Kavya Shivashankar will be on stage on prime time this weekend, along with a dozen other Indians. But Samir Patel will not be present, he will only watch the finals on television. Like Samir and millions of Indians, I will also be watching every minute of the show, watching gawky kids in braces and pigtails spell words I have never heard of.
It’s Bee-time again. Longtime readers of this blog know me as a Spelling Bee addict. In the past, I have stood up for Samir Patel when he lost in the final few rounds of last year’s Bee. The Wall Street Journal compared him to Dan Marino, that great NFL Hall of Famer who never won a Super Bowl for his team. But winning is about a lot more things than talent – it’s also about luck and circumstance and fate.. Samir was just unlucky last year.

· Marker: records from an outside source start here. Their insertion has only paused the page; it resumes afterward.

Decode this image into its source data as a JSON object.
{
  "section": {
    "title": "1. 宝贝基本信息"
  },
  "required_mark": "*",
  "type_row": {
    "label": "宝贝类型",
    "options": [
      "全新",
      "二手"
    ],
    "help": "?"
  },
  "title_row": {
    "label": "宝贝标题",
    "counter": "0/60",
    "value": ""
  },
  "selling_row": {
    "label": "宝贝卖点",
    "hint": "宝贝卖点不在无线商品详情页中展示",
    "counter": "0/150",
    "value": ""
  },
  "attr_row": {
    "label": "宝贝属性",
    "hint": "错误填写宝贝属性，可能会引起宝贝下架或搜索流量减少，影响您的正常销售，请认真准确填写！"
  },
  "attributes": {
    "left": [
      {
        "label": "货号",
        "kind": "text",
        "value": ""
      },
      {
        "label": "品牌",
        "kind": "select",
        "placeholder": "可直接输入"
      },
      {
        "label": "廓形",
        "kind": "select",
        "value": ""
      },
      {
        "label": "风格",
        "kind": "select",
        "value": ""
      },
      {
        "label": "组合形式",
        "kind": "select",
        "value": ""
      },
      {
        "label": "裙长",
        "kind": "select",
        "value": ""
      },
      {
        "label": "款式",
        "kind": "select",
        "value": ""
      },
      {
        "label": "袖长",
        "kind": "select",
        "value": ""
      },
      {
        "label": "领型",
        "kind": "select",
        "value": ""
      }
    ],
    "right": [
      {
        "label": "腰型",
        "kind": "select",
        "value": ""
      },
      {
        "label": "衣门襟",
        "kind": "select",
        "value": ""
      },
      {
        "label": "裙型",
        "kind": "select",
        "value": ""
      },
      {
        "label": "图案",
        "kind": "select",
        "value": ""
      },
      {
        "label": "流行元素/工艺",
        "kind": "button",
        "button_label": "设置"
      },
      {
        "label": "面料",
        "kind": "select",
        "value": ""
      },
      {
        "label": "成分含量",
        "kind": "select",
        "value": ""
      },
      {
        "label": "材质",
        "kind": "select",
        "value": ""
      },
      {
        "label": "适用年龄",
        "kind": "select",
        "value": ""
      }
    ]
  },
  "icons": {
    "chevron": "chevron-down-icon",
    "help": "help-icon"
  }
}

There is something about the Spelling Bee which stirs Indian hearts. Much as I like to make fun of desi parents and their obsession with the Bee, the fact remains that I am bitten by the bug too. Why else would I tape the shows every year and watch each one of them, or queue up on a blustery winter day to watch the Broadway show, “The 25th Annual Putnam County Spelling Bee”, shivering with excitement (okay, that was probably just the cold). The show itself has stopped running, I hear they ran out of viewers after all the Indians had finished watching it. But you can still play the Spelling Bee game at its website.
None of us would ever dream of watching any “sport” that involves gawky ten year olds in braces and pigtails (okay, apart from gymnastics). So what is it about the Spelling Bee that attracts Indians?
I have thought long and deep about this, and here are my hypotheses:
Hypothesis 1: All Indians are geeks, it’s just the degree that varies.
– As geeks, we love learning useless trivia. We love quiz contests on anything from management to sports, we can?t even resist General knowledge tests. In short, we get terribly excited about anything that involves reading bookloads of absolutely useless trivia.
– Being true geeks, we also love jargon. Any career we seek out has to have its own dictionary of jargon. There is the geekworld of engineers and doctors, with their own arcane language that outsiders can never understand. There is the other geekworld of software professionals with their own unique incomprehensible language. Even if you have never entered any of these worlds, you still cannot escape the geekworld of finance. Finally, if you think you are a complete non-geek and stay well away from all these obvious geek-lures, you will still end up getting enticed by the greatest geek temptress of all – Management and MBAdom.
So is it really surprising that we choose to watch a bunch of nine and ten year olds mouthing incomprehensible words that sound like some jargon we are not really clued into? No, rather, we finding ourselves wanting to learn all about this new jargon (which just happens to be plain English).
Hypothesis 2: It’s just a continuation of ancient tradition:
The sages had their vedas and assorted shlokas, we have our own different jargon. Like the sages, we also believe in starting young. So if children learnt incomprehensible Sanskrit shlokas in ancient gurukuls, now they learn equally incomprehensible English words at a young age. It’s the same thing, really.
Hypothesis 3: It’s all the fault of CBSE and the education system:
Lots of things are, of course. Plus, it’s very convenient to blame our education system for everything. But you will agree, everyone in India grows up learning to memorize everything that is printed on a sheet (and lots of things that aren’t). We grow up memorizing everything from multiplication tables to railway time tables.
At some point, memorizing stuff becomes our hobby. This is why we know all the statistics on Tendulkar’s ODI centuries in Australia (one) and Kishore Kumar’s wives (four) or Sridevi’s sari changes in a single song of Chandni (seventy?).
Hypothesis 4: We like learning languages:
Each of us knows at least two languages. Some of us know three and even four or five languages. This might be a survival instinct in a country where everyone knows swear words in three different languages. You just want to make sure you understand what everyone is saying about you.? But you’d also like to know a different language just so you can swear back at them without getting beaten up.
Hypothesis 5: (Indian) English is our real mother tongue:
Although we can speak four or five different languages, we secretly really like English the most. Probably because this has the most swear words and jargon. The whole world, after all, writes the open source code for English, unlike the open source code for Marathi which is developed by only a few millions. So we mix English into our Hindi and Marathi, Tamil and Telugu, and we love to participate in code development for English by coining new words.
Not only do we love the Spelling Bee, we are really good at it, judging by the number of Indian kids who make it to the finals each year.
Since ESPN broadcasts the Bee each year, this should qualify as a “sport”? It must be one of the last sports we really excel at.
All this means only one thing. Two, actually. We should start a Spelling Bee competition in India.? Then we should lobby strongly for the Bee to be made part of the next Olympic Games.
Now that we have started losing even at kabaddi, the Spelling Bee may be our last great hope to win an Olympic Gold.